*Work to be completed*
Look below for lines that hold the string "Manager" and copy each one.

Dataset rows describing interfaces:
----

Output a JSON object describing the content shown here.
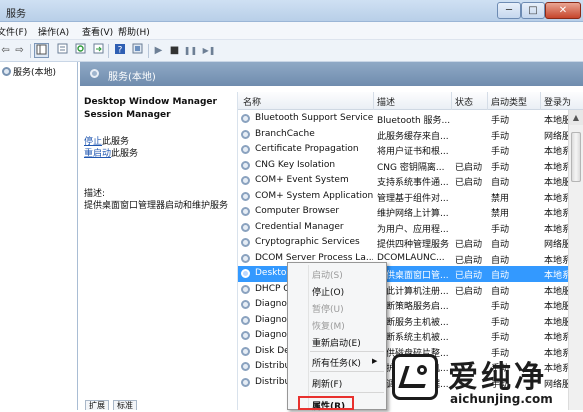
{
  "window": {
    "title": "服务",
    "minimize_glyph": "─",
    "maximize_glyph": "□",
    "close_glyph": "✕"
  },
  "menu": [
    "文件(F)",
    "操作(A)",
    "查看(V)",
    "帮助(H)"
  ],
  "toolbar": {
    "icons": [
      "back-arrow-icon",
      "forward-arrow-icon",
      "show-hide-tree-icon",
      "properties-icon",
      "refresh-icon",
      "export-icon",
      "help-icon",
      "console-icon",
      "start-service-icon",
      "stop-service-icon",
      "pause-service-icon",
      "restart-service-icon"
    ],
    "glyphs": {
      "back": "⇦",
      "forward": "⇨",
      "start": "▶",
      "stop": "■",
      "pause": "❚❚",
      "restart": "▶❚"
    }
  },
  "tree": {
    "root_label": "服务(本地)"
  },
  "content_header": {
    "label": "服务(本地)"
  },
  "description_panel": {
    "service_name_line1": "Desktop Window Manager",
    "service_name_line2": "Session Manager",
    "stop_link": "停止",
    "stop_suffix": "此服务",
    "restart_link": "重启动",
    "restart_suffix": "此服务",
    "desc_label": "描述:",
    "desc_text": "提供桌面窗口管理器启动和维护服务"
  },
  "columns": {
    "name": "名称",
    "description": "描述",
    "status": "状态",
    "startup": "启动类型",
    "logon": "登录为"
  },
  "rows": [
    {
      "name": "Bluetooth Support Service",
      "description": "Bluetooth 服务...",
      "status": "",
      "startup": "手动",
      "logon": "本地服"
    },
    {
      "name": "BranchCache",
      "description": "此服务缓存来自...",
      "status": "",
      "startup": "手动",
      "logon": "网络服"
    },
    {
      "name": "Certificate Propagation",
      "description": "将用户证书和根...",
      "status": "",
      "startup": "手动",
      "logon": "本地系"
    },
    {
      "name": "CNG Key Isolation",
      "description": "CNG 密钥隔离...",
      "status": "已启动",
      "startup": "手动",
      "logon": "本地系"
    },
    {
      "name": "COM+ Event System",
      "description": "支持系统事件通...",
      "status": "已启动",
      "startup": "自动",
      "logon": "本地服"
    },
    {
      "name": "COM+ System Application",
      "description": "管理基于组件对...",
      "status": "",
      "startup": "禁用",
      "logon": "本地系"
    },
    {
      "name": "Computer Browser",
      "description": "维护网络上计算...",
      "status": "",
      "startup": "禁用",
      "logon": "本地系"
    },
    {
      "name": "Credential Manager",
      "description": "为用户、应用程...",
      "status": "",
      "startup": "手动",
      "logon": "本地系"
    },
    {
      "name": "Cryptographic Services",
      "description": "提供四种管理服务",
      "status": "已启动",
      "startup": "自动",
      "logon": "网络服"
    },
    {
      "name": "DCOM Server Process La...",
      "description": "DCOMLAUNC...",
      "status": "已启动",
      "startup": "自动",
      "logon": "本地系"
    },
    {
      "name": "Desktop Window Manager...",
      "description": "提供桌面窗口管...",
      "status": "已启动",
      "startup": "自动",
      "logon": "本地系",
      "selected": true
    },
    {
      "name": "DHCP Client",
      "description": "为此计算机注册...",
      "status": "已启动",
      "startup": "自动",
      "logon": "本地服"
    },
    {
      "name": "Diagnostic Policy Service",
      "description": "诊断策略服务启...",
      "status": "",
      "startup": "手动",
      "logon": "本地服"
    },
    {
      "name": "Diagnostic Service Host",
      "description": "诊断服务主机被...",
      "status": "",
      "startup": "手动",
      "logon": "本地服"
    },
    {
      "name": "Diagnostic System Host",
      "description": "诊断系统主机被...",
      "status": "",
      "startup": "手动",
      "logon": "本地系"
    },
    {
      "name": "Disk Defragmenter",
      "description": "提供磁盘碎片整...",
      "status": "",
      "startup": "手动",
      "logon": "本地系"
    },
    {
      "name": "Distributed Link Tracking",
      "description": "维护某个计算机...",
      "status": "",
      "startup": "手动",
      "logon": "本地系"
    },
    {
      "name": "Distributed Transaction",
      "description": "协调跨多个数据...",
      "status": "",
      "startup": "手动",
      "logon": "网络服"
    }
  ],
  "scrollbar": {
    "up_glyph": "▲"
  },
  "context_menu": {
    "items": [
      {
        "label": "启动(S)",
        "disabled": true
      },
      {
        "label": "停止(O)",
        "disabled": false
      },
      {
        "label": "暂停(U)",
        "disabled": true
      },
      {
        "label": "恢复(M)",
        "disabled": true
      },
      {
        "label": "重新启动(E)",
        "disabled": false
      },
      {
        "label": "所有任务(K)",
        "disabled": false,
        "submenu_glyph": "▶"
      },
      {
        "label": "刷新(F)",
        "disabled": false
      },
      {
        "label": "属性(R)",
        "disabled": false,
        "bold": true
      }
    ]
  },
  "bottom_tabs": [
    "扩展",
    "标准"
  ],
  "watermark": {
    "text": "爱纯净",
    "url": "aichunjing.com"
  }
}
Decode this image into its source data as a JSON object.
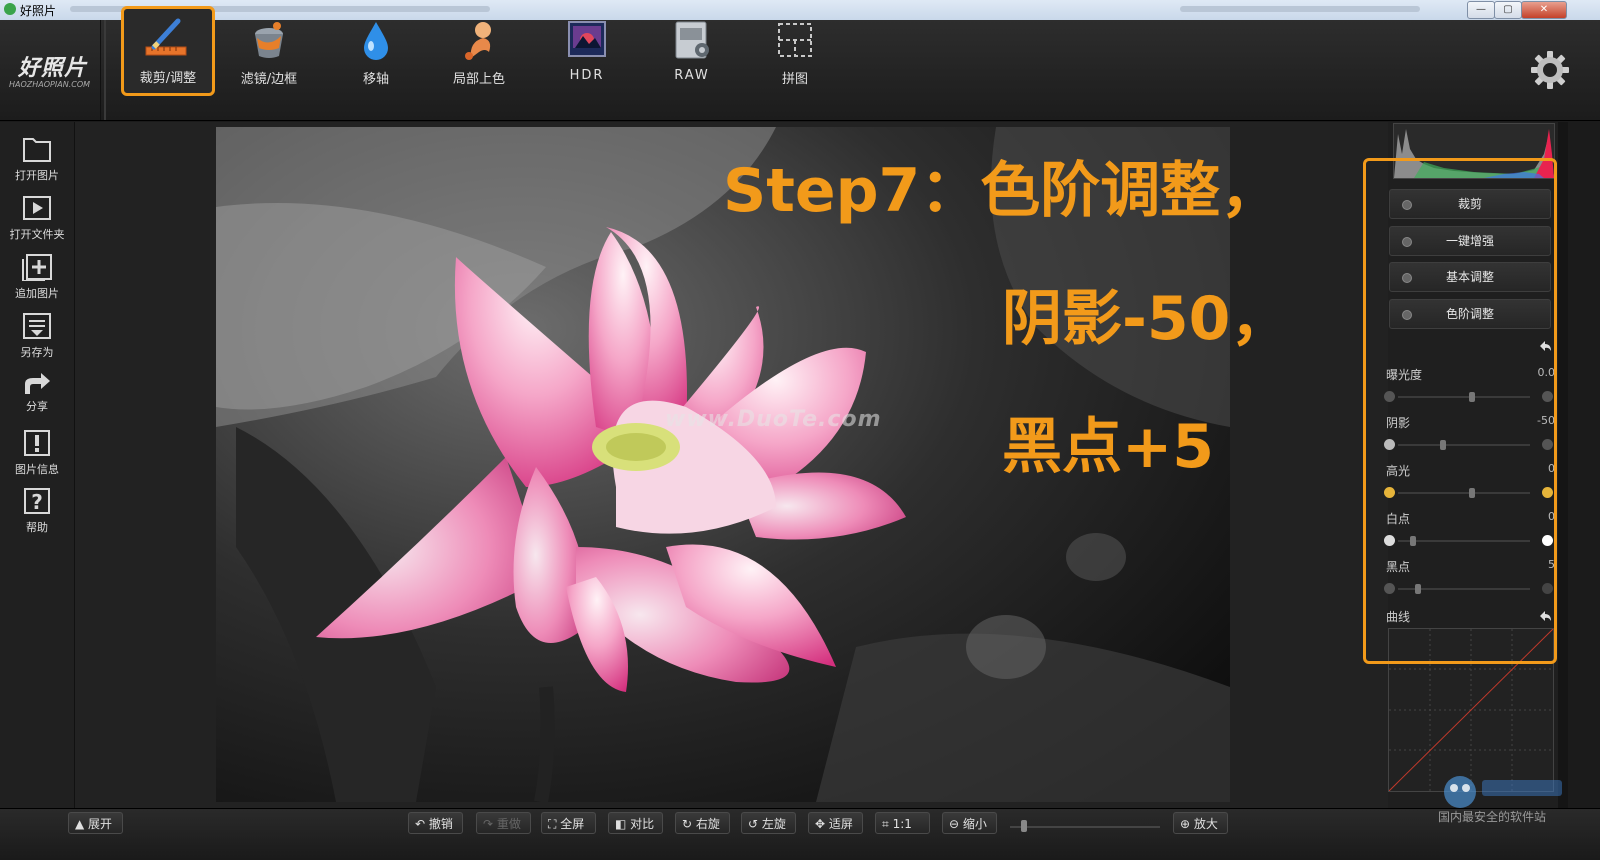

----

*Task response*
    "service_name_line1": "Desktop Window Manager",
    "service_name_line2": "Session Manager",
      "name": "Credential Manager",
      "name": "Desktop Window Manager...",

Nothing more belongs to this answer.